A few weeks ago Publishers Weekly published an adaptation of my June 9 blog post on the Georgia State trial on their “Soapbox” page.  This week’s issue of PW contains a reply by Tom Allen, President of the Association of American Publishers. Perhaps not surprisingly, Mr. Allen and I do a good deal of talking […]

The Georgia State filing – A declaration of war on the faculty?

I once took one of those pricey b-school executive education workshops designed to teach leadership skills.  One of the things I learned there was the importance of distinguishing between adversaries and enemies.  In academic administration, in library management, and in the life of a faculty member, one often finds oneself in positions that are adverse […]

The Card Catalog and Biblical Plagues
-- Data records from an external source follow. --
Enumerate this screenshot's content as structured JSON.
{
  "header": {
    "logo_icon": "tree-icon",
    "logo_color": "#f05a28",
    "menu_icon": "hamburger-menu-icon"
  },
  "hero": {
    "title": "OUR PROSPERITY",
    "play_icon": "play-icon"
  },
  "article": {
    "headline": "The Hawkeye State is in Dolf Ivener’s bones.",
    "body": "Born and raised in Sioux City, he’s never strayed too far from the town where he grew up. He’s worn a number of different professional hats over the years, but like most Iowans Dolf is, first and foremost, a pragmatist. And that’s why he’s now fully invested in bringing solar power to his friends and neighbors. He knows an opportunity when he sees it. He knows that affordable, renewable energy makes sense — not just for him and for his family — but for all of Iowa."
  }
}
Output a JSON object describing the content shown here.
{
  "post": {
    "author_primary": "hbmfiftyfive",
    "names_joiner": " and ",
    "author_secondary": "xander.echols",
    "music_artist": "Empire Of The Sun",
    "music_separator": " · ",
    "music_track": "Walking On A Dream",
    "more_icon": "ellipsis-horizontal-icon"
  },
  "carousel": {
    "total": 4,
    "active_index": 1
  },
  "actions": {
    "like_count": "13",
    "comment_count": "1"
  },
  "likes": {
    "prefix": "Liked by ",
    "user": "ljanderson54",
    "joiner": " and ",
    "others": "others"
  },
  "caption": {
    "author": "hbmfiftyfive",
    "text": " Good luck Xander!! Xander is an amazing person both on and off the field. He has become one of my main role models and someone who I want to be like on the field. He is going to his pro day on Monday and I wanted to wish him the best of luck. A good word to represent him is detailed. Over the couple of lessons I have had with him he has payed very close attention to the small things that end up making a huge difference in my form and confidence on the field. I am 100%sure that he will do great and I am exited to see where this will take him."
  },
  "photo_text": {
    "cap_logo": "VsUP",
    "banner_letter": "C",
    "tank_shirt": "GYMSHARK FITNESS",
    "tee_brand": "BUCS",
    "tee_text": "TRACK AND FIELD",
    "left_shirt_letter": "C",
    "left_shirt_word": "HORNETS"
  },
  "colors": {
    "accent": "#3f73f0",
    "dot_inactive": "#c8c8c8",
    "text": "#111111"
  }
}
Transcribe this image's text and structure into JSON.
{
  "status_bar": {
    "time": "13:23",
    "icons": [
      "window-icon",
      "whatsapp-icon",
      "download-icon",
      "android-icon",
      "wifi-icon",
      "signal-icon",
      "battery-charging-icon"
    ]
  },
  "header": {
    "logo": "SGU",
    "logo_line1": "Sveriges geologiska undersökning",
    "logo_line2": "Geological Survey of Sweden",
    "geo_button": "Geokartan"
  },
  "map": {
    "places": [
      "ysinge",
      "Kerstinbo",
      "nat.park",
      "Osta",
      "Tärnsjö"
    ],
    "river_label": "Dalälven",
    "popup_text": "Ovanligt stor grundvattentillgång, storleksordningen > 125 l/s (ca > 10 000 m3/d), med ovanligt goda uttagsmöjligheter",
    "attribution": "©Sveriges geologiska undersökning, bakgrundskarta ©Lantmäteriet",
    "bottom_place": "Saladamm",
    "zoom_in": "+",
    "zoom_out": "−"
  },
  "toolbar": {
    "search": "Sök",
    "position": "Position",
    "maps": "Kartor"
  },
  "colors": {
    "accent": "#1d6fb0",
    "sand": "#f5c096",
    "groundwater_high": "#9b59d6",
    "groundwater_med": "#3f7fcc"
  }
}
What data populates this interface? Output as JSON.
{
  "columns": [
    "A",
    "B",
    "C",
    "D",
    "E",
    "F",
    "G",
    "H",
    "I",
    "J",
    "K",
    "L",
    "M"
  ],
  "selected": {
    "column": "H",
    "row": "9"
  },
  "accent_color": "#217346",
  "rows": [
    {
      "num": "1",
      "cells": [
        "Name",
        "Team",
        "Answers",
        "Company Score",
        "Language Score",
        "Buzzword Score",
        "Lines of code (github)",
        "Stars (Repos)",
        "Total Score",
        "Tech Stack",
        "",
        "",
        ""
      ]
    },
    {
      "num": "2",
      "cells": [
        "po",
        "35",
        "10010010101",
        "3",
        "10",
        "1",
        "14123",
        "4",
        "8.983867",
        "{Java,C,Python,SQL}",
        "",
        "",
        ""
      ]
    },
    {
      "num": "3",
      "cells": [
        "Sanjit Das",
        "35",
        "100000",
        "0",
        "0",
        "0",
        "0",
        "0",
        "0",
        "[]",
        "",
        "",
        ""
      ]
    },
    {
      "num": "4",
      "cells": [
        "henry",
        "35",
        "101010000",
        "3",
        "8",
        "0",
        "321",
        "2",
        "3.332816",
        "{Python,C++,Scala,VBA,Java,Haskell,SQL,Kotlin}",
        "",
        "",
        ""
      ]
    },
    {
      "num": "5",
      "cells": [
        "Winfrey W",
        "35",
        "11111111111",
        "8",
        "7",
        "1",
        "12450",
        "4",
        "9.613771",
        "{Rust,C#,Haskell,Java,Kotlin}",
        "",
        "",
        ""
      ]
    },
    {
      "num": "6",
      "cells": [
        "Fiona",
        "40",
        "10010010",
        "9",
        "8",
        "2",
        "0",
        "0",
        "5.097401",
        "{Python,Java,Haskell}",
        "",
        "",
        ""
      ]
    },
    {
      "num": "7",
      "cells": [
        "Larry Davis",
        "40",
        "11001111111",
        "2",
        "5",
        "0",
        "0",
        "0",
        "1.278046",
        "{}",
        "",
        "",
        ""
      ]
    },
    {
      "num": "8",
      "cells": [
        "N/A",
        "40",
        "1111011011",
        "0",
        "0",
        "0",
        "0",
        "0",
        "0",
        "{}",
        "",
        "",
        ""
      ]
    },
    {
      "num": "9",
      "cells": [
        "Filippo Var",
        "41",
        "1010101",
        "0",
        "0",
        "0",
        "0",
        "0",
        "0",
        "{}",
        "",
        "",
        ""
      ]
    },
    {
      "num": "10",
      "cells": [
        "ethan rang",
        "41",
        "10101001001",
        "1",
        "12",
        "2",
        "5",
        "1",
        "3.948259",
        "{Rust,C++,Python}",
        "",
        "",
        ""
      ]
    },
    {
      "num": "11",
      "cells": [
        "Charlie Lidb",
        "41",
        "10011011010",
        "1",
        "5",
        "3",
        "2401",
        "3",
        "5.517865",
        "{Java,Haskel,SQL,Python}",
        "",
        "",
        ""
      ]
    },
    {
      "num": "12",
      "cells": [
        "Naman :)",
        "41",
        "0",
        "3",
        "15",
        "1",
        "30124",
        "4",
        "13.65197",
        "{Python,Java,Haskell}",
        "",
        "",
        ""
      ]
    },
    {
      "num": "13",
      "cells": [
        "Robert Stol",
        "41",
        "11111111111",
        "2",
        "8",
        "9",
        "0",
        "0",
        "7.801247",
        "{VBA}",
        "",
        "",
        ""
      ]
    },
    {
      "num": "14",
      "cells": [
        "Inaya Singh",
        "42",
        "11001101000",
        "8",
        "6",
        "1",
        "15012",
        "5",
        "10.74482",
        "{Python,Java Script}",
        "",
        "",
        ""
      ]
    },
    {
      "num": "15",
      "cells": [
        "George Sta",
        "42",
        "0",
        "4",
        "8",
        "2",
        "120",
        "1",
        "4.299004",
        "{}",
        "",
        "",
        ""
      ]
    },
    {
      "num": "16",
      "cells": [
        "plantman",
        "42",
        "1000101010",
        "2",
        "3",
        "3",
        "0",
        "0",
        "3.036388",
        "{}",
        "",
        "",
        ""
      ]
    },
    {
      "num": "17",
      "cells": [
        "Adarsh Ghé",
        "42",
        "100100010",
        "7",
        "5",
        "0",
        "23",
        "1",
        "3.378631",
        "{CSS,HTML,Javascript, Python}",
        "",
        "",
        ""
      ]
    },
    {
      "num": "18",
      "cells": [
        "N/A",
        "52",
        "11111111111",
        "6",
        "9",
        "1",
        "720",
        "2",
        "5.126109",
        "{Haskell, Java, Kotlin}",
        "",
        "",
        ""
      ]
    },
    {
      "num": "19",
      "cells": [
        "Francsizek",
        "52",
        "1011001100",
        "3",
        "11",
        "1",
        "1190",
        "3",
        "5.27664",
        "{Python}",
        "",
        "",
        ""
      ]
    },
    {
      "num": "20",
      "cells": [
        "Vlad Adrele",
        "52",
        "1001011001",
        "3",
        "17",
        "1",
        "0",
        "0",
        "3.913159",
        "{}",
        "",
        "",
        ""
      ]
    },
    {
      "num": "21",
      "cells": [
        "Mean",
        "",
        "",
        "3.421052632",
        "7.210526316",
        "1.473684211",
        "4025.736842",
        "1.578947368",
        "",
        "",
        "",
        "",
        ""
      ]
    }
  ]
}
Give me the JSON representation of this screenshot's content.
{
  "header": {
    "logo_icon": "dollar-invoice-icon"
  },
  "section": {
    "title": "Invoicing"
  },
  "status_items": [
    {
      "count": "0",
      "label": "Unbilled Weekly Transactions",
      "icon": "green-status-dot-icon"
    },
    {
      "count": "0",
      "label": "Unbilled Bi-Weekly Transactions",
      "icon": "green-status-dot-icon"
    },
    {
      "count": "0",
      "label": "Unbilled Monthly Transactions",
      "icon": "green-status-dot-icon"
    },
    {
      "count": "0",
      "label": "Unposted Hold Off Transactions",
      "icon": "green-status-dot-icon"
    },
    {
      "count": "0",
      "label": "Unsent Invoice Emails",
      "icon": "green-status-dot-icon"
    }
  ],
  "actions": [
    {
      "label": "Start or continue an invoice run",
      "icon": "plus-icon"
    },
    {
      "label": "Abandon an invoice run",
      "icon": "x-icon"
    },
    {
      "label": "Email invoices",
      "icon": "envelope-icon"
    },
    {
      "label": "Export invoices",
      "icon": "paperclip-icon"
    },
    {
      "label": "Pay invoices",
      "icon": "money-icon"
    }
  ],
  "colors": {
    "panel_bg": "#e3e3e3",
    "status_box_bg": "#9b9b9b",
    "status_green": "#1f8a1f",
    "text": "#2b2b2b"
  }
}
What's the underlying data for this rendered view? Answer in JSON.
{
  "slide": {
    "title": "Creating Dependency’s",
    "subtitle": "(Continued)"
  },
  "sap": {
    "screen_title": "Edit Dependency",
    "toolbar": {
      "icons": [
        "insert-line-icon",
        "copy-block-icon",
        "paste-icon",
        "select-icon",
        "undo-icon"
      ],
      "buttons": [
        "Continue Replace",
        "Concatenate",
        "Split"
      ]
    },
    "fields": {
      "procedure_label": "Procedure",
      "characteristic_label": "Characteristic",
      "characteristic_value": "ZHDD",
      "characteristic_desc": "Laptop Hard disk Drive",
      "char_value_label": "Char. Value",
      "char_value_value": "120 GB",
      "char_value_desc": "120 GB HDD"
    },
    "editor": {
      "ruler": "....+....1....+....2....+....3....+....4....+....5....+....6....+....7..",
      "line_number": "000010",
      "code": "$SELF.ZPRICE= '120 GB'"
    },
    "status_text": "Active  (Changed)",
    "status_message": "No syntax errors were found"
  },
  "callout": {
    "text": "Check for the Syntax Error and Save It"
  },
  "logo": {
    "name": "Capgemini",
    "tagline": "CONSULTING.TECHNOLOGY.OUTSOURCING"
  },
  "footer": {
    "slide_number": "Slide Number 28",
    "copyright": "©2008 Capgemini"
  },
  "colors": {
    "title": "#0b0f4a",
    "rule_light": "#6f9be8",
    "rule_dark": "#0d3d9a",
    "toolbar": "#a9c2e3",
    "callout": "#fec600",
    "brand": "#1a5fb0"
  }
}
After extended deliberation and over twenty years after its official retirement, the University of Michigan Library decided recently to divest itself of the old card catalog — 108 cases containing over 12 million cards. The story was fairly widely covered, with a piece in the official University Record and another in the local digital newspaper, […]

On the Meaning and Importance of Peer Review

In my previous post I briefly discussed peer review, which has been raised by many in the publishing industry as a justification for opposing the NIH mandate for deposit of articles into PubMed Central, and, more broadly, as a justification for the vigorous protection of publisher-held copyright in scholarly publications. In this post I discuss […]

Oxford, Cambridge and Sage Sue Georgia State

It is with dismay that I read in today’s New York Times that three distinguished academic presses, Oxford, Cambridge, and Sage, are suing Georgia State for copyright infringement with regard to course websites. I cannot know the merits of the case, but two points are telling. One is that the transaction seems to be between […]

The Michigan of the East goes Open Access

Since everyone else is talking about the new open access mandate from Harvard’s Faculty of Arts and Sciences, I figure I might as well jump in, too. There are any number of details that will have to be worked out before we know how the mandate will be implemented, and we will probably never know […]

MPAA Bad, Universities Good

From yesterday’s Chronicle of Higher Education In 2005, when the Motion Picture Association of America stepped up its campaign against college movie pirates, officials with the trade group said that 44 percent of the film industry’s domestic losses were the result of illegal downloads on campus networks. That statistic — which came from a report […]